In 2000, Metallica got caught up in "Napster Catastrophe," an incident that marked the band's song "I Disappear" leak across the Napster file-sharing network. Before long, they, too, discovered that their entire catalogue was also freely available. Due to that fact, the band immediately sued Napster and in the process asked that 300,000 Napster users found to be trading Metallica songs be kicked off the network. One year later, in 2001, Metallica and Napster agreed to an out-of-court settlement, and the band never actually sued any fans for copyright infringement. That same year, just before the band went into the studio to record their next album, Jason Newsted left the band apparently because of the physical damage he had done to himself over the years while playing the music he loved. Soon after, in July 2001 James Hetfield entered alcohol rehab due to "alcoholism and other addictions" , which utterly devastated Metallica. This huge blow had indeed made the future of the band, after an exsisting time for 20 years, very unpromising.

After Hetfield's return, slowly and cautiously Metallica continued as an incomplete 3-piece throughout the writing and recording of their next album. Realizing the band fade, Bob Rock covered bass duties while the trio maintained their old positions in the band, and so they worked on their rawest album to date, titled "St. Anger," which pushed Metallica's 20 year-old sound to new planes of existence. In early 2003, shortly after recording the album, they recruited their new member, bassist Robert Trujillo, who was Suicidal Tendencies' ex and was then playing with Ozzy Osbourne's band. Happened by chance, Jason Newsted, who had joined Canadian heavy metal band Voivod, filled Rob's position playing bass for Ozzy during the Ozzfest 2003 tour. After the recruitment, in June that year Metallica released their eighth full-length studio album "St. Anger," which was debuted at number one on the album charts, heralded as the band's most aggressive album in over a decade. The release of this album amazed the band fans everywhere that Metallica was finally a full band again, and looked forward to the coming tours. As an appreciation to their music success, Metallica was named the MTV Icon of the year (2003), and won a Grammy in 2004 for "St. Anger," which happened to be the band's sixth such award.

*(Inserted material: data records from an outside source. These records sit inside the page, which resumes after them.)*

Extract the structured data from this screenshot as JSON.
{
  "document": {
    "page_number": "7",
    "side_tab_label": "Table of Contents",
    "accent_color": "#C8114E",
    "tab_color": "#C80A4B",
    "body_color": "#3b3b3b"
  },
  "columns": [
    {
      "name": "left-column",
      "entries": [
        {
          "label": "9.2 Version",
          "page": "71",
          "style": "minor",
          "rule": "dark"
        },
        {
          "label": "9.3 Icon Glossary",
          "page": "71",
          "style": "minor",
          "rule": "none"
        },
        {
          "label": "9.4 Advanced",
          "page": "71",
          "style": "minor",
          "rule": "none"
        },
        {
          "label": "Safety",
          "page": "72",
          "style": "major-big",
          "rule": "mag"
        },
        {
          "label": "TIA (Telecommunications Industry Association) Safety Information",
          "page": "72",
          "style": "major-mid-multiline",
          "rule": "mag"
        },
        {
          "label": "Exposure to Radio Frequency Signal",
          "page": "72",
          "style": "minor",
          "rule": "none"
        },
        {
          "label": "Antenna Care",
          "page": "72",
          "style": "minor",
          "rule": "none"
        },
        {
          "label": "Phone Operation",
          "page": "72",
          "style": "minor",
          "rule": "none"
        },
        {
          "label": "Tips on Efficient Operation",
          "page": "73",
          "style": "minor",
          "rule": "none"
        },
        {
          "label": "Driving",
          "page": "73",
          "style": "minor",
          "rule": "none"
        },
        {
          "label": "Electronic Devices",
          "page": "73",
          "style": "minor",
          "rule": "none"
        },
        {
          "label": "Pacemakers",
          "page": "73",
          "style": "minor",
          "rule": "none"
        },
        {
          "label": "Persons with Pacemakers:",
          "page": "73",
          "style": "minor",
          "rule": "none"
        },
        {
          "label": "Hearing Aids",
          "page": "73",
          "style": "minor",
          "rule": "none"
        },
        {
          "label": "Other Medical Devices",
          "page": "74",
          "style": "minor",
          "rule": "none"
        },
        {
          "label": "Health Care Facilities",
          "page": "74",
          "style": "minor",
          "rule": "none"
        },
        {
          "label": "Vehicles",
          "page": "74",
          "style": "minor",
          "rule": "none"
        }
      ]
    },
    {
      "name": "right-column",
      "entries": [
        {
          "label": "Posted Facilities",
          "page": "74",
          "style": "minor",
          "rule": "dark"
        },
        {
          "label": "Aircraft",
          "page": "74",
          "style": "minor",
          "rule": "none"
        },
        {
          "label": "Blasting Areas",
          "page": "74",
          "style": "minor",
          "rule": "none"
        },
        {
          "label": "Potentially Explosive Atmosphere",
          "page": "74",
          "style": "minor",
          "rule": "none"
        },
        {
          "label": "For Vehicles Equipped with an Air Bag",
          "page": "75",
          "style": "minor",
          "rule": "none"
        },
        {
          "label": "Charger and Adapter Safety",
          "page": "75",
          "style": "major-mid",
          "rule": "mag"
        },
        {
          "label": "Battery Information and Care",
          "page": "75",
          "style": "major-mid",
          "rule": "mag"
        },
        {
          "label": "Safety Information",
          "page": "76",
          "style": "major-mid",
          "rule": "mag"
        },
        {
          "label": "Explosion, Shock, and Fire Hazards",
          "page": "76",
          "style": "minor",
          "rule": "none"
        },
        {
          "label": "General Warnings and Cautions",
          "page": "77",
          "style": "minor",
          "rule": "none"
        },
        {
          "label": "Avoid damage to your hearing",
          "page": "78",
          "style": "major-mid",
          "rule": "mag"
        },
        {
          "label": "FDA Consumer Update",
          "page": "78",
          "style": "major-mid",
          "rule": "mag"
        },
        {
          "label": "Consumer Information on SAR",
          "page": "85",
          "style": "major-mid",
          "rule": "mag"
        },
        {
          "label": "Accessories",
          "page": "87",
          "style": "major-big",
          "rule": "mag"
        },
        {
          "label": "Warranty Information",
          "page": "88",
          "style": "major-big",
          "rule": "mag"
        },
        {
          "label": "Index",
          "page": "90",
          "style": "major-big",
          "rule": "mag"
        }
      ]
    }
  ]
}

In 2007 the band announced that ninth studio album was baked in the studio and the process itself has taken place since end of 2006. The members admitted to get 'sick' of the studio walls and therefore took sometime off the studio to hit the road in a tour dubbed "Sick of the Studio '07".